I briefly mentioned this during the Twisted Nether interview, but I think it deserves another saying: Cataclysm was not a horrible expansion and would have been a pretty awesome game by itself. The problem is Wrath of the Lich King. Or was.
What did LK do? It gave WoW a whole lot of problems. Cataclysm, at worst, built off those, but in terms of truly creating new problems, Cataclysm didn't do a whole lot wrong (beside retaining LK problems).
Problems that LK brought to WoW:
- Taught us that heroics are meant to be trivial zerging lootfests. Cataclysm tried to fix that and make heroics more challenging and presumably more fun. But once people have been trained to expect something, especially if that something is a lot of rewards very fast, they don't like change.
- Brought about extensive use of phasing. Cataclysm extended this. If anything, Cataclysm did it better, using phasing in solo-oriented content such as leveling. LK used this anti-grouping mechanic (fall behind and the other person must wait, cannot help) for lead-ins to group quests and instances. Phasing also encourages, even requires, highly-linear quest designs.
- Random formation of cross-server groups. Your mileage will vary in terms of how much you care about the negative social effects relative to the speed gain. But I do think that BC had higher-quality groups than LK and beyond. We could blame this on a population change, but that would assume data that I don't have, whereas we can see how the devs changed incentives and social mechanics with these features.
- Everything became about raiding. Now certainly vanilla and BC had a lot of raiding going on and a lot of raiding content. But there was not an expectation that everyone would raid or must raid. Both had players who wanted to raid but could not due to this or that problem unrelated to skill, and so changes were almost certainly to their benefit. But I suspect that a lot of players who did not particularly want to raid were driven into it by the structure of the game. Late-game (not end-game) content was thinner, in favor of fast gearing to get people into raids. This causes all sorts of problems, such as players who lack internal motivation to raid and who must instead be driven purely by loot or social pressure, neither of which are long-term formulas for fun.
- Blue sets, what? BC had blue-quality late-game sets. They were not fantastic at all. But some pieces were okay. My paladin used a couple pieces for a while. Other classes had similar experiences. These were not amazing sets, but sets give some sense of legitimacy, they say that this tier is one that is okay to be at. Sets indicate that the devs think you will be here a while and are okay with rewarding that. LK had no instance sets, nor did Cataclysm. It says something: don't stick around and do not, under any circumstances, feel like anything you got here is worth remembering or keeping.
I'm not claiming that sets imply we are meant to stay at a certain level of content, since I doubt we're meant to spend months in VC or WC (both have sets). But the lack of a set does indicate that content is meant to be temporary and fleeting.
- I will do the math so I can properly blame LK for jewelcrafting (since BC is currently the best time ever in WoW, having replaced vanilla despite neither changing), but that's a bit too complex for right now. The number of gems isn't the problem (I checked).

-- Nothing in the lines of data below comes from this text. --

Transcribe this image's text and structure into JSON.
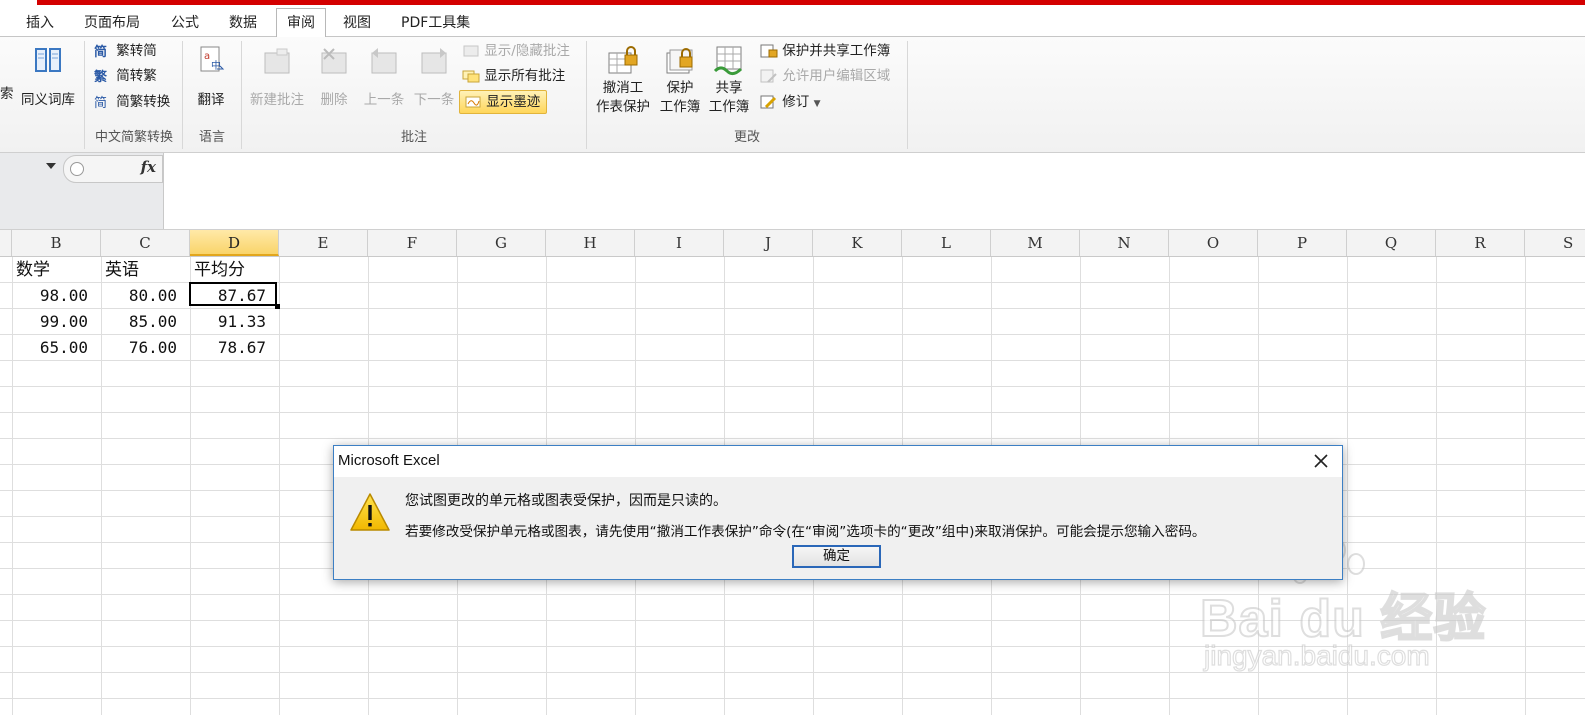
{
  "tabs": [
    {
      "label": "插入",
      "active": false
    },
    {
      "label": "页面布局",
      "active": false
    },
    {
      "label": "公式",
      "active": false
    },
    {
      "label": "数据",
      "active": false
    },
    {
      "label": "审阅",
      "active": true
    },
    {
      "label": "视图",
      "active": false
    },
    {
      "label": "PDF工具集",
      "active": false
    }
  ],
  "ribbon": {
    "proofing": {
      "search_partial": "索",
      "thesaurus": "同义词库"
    },
    "chinese": {
      "to_simplified": "繁转简",
      "to_traditional": "简转繁",
      "convert": "简繁转换",
      "group_label": "中文简繁转换"
    },
    "language": {
      "translate": "翻译",
      "group_label": "语言"
    },
    "comments": {
      "new": "新建批注",
      "delete": "删除",
      "prev": "上一条",
      "next": "下一条",
      "show_hide": "显示/隐藏批注",
      "show_all": "显示所有批注",
      "show_ink": "显示墨迹",
      "group_label": "批注"
    },
    "changes": {
      "unprotect_line1": "撤消工",
      "unprotect_line2": "作表保护",
      "protect_wb_line1": "保护",
      "protect_wb_line2": "工作簿",
      "share_wb_line1": "共享",
      "share_wb_line2": "工作簿",
      "protect_share": "保护并共享工作簿",
      "allow_edit": "允许用户编辑区域",
      "track": "修订",
      "group_label": "更改"
    }
  },
  "formula_bar": {
    "fx": "fx"
  },
  "columns": [
    "B",
    "C",
    "D",
    "E",
    "F",
    "G",
    "H",
    "I",
    "J",
    "K",
    "L",
    "M",
    "N",
    "O",
    "P",
    "Q",
    "R",
    "S"
  ],
  "selected_column": "D",
  "sheet": {
    "header": [
      "数学",
      "英语",
      "平均分"
    ],
    "rows": [
      [
        "98.00",
        "80.00",
        "87.67"
      ],
      [
        "99.00",
        "85.00",
        "91.33"
      ],
      [
        "65.00",
        "76.00",
        "78.67"
      ]
    ]
  },
  "dialog": {
    "title": "Microsoft Excel",
    "line1": "您试图更改的单元格或图表受保护，因而是只读的。",
    "line2": "若要修改受保护单元格或图表，请先使用“撤消工作表保护”命令(在“审阅”选项卡的“更改”组中)来取消保护。可能会提示您输入密码。",
    "ok": "确定"
  },
  "watermark": {
    "brand": "Bai du 经验",
    "url": "jingyan.baidu.com"
  }
}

- Time. LK gave WoW a new way of doing thing. Some was good, some was bad. It took time for people to get sick of the bad and quite, which coincidentally put it during Cataclysm. Also, if not for LK, Cataclysm would have been sooner and there would have been fewer horribly burnt-out veteran players leaving.
If WoW had Cataclysm, minus LK, it would be in a much stronger position.
The paradox of progress
1 hour ago